Nik raked impatient fingers through his luxuriant black hair and expelled his breath on a hiss. He had coerced her into accepting his terms and he had expected too much too soon. But his bewilderment lingered for the Prudence he had believed he knew inside out, who was gentle, soft-hearted and serene. The woman he was currently dealing with was passionate, stubborn and angry to a degree he would not have believed.
Nik flings and bruises himself against the wall of Prudence’s truculence. And it is a joy to read. He learns to bend, relent, give way and, moreover, realizes that what he wants from her is something he hadn’t considered till now: he wants her to need and love him. Prudence, under Nik’s care and desire, finds that her confidence is such that she enjoys sparring with him: “occasionally she took an opposing viewpoint just for the fun of arguing with him.” Here is one of Miss B’s favourite exchanges:
… he would act as if her ability to amuse herself with a walk or a book or a swim was an amazing achievement.
“Maybe you’re only used to helpless, dependent women,” she had contended.
“Or maybe I would like it if you acted as if you needed me occasionally.”
“Sorry … not my style.”
She does love and need him, as he does her. Nik changes, begins to view the world with Prudence’s perspective. They suffer, experience loss together, and are estranged … but they work it out because these changes have been wrought.
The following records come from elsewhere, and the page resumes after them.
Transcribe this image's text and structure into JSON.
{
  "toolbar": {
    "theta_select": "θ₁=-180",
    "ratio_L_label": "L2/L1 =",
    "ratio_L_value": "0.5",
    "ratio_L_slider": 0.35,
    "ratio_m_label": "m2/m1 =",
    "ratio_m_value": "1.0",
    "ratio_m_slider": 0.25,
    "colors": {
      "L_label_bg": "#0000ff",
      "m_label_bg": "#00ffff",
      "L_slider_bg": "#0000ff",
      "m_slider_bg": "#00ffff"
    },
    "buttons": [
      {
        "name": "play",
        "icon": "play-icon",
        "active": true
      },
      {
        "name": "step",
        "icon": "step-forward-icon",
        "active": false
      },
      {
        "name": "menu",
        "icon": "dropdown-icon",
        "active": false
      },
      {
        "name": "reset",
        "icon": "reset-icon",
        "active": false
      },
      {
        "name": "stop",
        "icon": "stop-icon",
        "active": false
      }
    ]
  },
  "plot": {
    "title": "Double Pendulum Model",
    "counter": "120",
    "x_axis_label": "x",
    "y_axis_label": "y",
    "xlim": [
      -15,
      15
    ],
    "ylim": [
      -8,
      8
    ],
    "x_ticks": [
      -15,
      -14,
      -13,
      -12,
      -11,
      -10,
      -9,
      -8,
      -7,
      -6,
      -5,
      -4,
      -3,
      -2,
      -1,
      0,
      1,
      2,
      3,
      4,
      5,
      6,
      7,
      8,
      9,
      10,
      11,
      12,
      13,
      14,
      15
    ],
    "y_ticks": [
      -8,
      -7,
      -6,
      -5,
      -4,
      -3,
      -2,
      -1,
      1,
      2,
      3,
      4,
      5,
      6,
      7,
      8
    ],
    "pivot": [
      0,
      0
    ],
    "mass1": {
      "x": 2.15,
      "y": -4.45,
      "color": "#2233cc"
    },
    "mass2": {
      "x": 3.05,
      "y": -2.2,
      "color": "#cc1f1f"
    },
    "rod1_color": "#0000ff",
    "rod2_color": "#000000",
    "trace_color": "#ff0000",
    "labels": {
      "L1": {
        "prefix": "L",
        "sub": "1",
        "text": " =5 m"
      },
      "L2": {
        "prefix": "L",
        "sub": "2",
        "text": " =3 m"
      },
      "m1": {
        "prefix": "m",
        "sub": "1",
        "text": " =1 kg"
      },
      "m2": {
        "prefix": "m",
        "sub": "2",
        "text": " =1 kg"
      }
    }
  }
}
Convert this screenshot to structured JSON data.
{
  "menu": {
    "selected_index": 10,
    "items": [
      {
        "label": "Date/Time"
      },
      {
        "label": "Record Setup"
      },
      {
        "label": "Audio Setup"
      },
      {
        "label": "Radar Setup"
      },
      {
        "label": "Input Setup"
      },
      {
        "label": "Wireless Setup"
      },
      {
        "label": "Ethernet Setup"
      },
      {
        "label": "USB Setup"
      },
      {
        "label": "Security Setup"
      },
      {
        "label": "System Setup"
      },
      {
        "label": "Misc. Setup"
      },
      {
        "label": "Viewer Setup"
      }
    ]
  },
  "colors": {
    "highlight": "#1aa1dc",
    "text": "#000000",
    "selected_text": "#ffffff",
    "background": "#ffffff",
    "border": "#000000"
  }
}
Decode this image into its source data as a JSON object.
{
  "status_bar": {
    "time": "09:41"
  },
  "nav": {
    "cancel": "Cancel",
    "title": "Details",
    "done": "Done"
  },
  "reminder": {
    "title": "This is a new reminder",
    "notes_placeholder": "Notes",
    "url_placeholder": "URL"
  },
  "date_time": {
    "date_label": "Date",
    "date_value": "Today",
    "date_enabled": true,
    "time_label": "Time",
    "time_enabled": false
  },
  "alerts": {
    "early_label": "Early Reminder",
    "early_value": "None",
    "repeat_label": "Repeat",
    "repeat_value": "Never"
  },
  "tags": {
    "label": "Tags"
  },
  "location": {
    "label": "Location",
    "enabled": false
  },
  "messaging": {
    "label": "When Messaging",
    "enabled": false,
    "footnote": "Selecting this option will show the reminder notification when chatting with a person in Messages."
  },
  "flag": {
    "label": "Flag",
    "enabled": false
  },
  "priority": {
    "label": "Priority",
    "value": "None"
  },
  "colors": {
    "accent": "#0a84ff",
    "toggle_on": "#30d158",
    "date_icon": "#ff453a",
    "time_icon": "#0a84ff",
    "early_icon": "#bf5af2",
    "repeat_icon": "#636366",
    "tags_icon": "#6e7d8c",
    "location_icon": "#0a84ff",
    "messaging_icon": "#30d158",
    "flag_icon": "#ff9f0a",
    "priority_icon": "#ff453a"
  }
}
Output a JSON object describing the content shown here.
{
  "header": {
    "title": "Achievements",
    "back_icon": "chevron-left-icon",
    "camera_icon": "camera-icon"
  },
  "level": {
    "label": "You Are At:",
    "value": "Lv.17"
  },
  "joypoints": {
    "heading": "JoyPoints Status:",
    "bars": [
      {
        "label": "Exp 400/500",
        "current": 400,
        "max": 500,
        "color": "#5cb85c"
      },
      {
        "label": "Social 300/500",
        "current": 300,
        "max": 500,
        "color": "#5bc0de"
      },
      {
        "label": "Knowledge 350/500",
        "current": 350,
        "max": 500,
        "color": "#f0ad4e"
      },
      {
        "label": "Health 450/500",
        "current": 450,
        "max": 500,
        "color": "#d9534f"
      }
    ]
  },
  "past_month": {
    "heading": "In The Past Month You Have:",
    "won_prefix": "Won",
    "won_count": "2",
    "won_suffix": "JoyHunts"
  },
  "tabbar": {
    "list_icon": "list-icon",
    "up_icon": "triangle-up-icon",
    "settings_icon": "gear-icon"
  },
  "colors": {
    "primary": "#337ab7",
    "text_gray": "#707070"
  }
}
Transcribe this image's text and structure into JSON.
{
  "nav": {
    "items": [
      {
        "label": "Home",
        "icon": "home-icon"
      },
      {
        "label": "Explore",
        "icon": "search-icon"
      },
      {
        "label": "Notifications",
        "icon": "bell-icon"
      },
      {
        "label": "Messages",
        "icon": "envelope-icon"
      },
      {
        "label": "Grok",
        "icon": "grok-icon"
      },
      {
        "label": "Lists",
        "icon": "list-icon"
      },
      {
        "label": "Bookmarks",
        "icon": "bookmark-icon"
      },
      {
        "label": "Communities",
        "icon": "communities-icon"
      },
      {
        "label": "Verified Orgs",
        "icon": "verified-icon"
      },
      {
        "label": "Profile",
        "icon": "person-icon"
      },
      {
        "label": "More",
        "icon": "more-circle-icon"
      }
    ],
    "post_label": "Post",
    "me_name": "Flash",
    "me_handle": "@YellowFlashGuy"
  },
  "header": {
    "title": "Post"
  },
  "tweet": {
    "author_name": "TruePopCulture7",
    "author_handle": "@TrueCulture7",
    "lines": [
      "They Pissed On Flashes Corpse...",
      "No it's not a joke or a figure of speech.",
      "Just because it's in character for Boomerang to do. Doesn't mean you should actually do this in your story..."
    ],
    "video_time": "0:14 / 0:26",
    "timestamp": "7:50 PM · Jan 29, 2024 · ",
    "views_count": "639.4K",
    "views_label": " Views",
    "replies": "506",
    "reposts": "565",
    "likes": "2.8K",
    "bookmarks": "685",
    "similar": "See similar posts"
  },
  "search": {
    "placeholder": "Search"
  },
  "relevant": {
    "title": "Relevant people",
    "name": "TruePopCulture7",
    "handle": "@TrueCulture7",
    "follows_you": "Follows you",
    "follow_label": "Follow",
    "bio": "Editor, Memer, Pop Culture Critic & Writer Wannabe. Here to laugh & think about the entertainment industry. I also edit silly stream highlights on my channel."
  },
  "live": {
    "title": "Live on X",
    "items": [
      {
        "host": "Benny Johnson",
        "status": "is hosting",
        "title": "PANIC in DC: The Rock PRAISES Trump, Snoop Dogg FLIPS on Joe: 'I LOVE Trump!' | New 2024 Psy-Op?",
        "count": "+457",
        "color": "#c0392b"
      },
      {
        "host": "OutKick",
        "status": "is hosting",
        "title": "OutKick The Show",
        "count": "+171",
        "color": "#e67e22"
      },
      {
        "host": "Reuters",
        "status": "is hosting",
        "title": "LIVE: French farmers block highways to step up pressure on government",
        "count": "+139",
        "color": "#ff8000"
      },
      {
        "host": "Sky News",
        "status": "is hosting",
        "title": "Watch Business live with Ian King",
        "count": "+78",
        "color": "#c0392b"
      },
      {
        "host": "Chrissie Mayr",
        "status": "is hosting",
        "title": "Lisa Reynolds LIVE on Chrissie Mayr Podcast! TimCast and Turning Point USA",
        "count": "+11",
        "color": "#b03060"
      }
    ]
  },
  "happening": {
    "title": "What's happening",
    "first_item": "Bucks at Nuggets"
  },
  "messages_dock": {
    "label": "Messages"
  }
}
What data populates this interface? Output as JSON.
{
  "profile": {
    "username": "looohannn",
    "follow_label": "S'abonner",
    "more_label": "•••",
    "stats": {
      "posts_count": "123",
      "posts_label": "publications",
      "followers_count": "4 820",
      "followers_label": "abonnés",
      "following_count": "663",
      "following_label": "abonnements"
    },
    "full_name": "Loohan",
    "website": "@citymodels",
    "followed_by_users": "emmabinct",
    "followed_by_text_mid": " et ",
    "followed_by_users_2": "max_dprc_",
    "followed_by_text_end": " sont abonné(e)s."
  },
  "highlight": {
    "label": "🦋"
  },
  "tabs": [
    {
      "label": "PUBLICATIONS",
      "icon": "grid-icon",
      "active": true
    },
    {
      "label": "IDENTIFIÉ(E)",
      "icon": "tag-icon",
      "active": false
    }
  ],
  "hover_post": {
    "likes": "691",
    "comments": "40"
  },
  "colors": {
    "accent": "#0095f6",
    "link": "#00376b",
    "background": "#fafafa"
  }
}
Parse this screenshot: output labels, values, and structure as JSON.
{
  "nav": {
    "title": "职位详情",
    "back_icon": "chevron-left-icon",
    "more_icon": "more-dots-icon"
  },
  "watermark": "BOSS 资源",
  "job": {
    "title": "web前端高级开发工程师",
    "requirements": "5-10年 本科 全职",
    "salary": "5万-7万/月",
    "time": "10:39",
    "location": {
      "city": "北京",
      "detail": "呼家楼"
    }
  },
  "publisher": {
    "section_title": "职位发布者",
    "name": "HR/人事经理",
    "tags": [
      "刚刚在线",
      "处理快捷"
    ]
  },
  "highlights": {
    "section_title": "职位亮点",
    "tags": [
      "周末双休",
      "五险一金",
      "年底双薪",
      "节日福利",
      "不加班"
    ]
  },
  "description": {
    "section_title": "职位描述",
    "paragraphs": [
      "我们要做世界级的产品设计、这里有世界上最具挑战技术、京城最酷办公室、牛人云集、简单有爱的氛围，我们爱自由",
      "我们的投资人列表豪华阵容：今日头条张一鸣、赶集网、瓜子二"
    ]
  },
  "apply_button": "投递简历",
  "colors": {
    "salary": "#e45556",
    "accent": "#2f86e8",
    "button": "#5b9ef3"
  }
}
Prudence, too, relinquishes her truculence to meet him half-way.
There is so much more that Miss Bates can say about this wonderful little novel: there are contraceptive choices that women make that would be interesting to explore; Nik experiences grief and loss that bend his HP machismo in engaging ways; baklava is good; truculence is another word for how the under-dog triumphs. There are also aspects to The Greek’s Chosen Wife that may turn a reader off: the question of Nik’s infidelities during the eight years he and Prudence were apart and his ability to compel Prudence to stay with him on the power of his sexual prowess. On the other hand, this one didn’t bother Miss Bates as much, not because it’s a convention she particularly enjoys. Rather, it bespeaks an appetitive heroine, one as bold in reaching for baklava and satisfying hunger as reaching, well, for a fierce Greek millionaire …
(Pet peeve: misusing Greek endearments; for most of the novel, Nik playfully, affectionately, calls Prudence, “pethi mou,” and “thespinis mou.” The former, “my child,” is just plain ick; the latter is nonsensical, as it means “my miss.” He throws in a “glikia mou,” my sweet, which is okay. When he uses an endearment that is quite lovely, “agapi mou,” “my love,” he’s finally capitulated to everything wonderful Prudence is and does.)
Miss Bates holds her slightly battered M&B copy of Lynne Graham’s The Greek’s Chosen Wife close to her heart because her Twitter buddy, Vassiliki, sent it to her because she’s great and generous (and likely makes a mean baklava) and thought Miss B. would enjoy it.
Who are your favourite truculent heroines?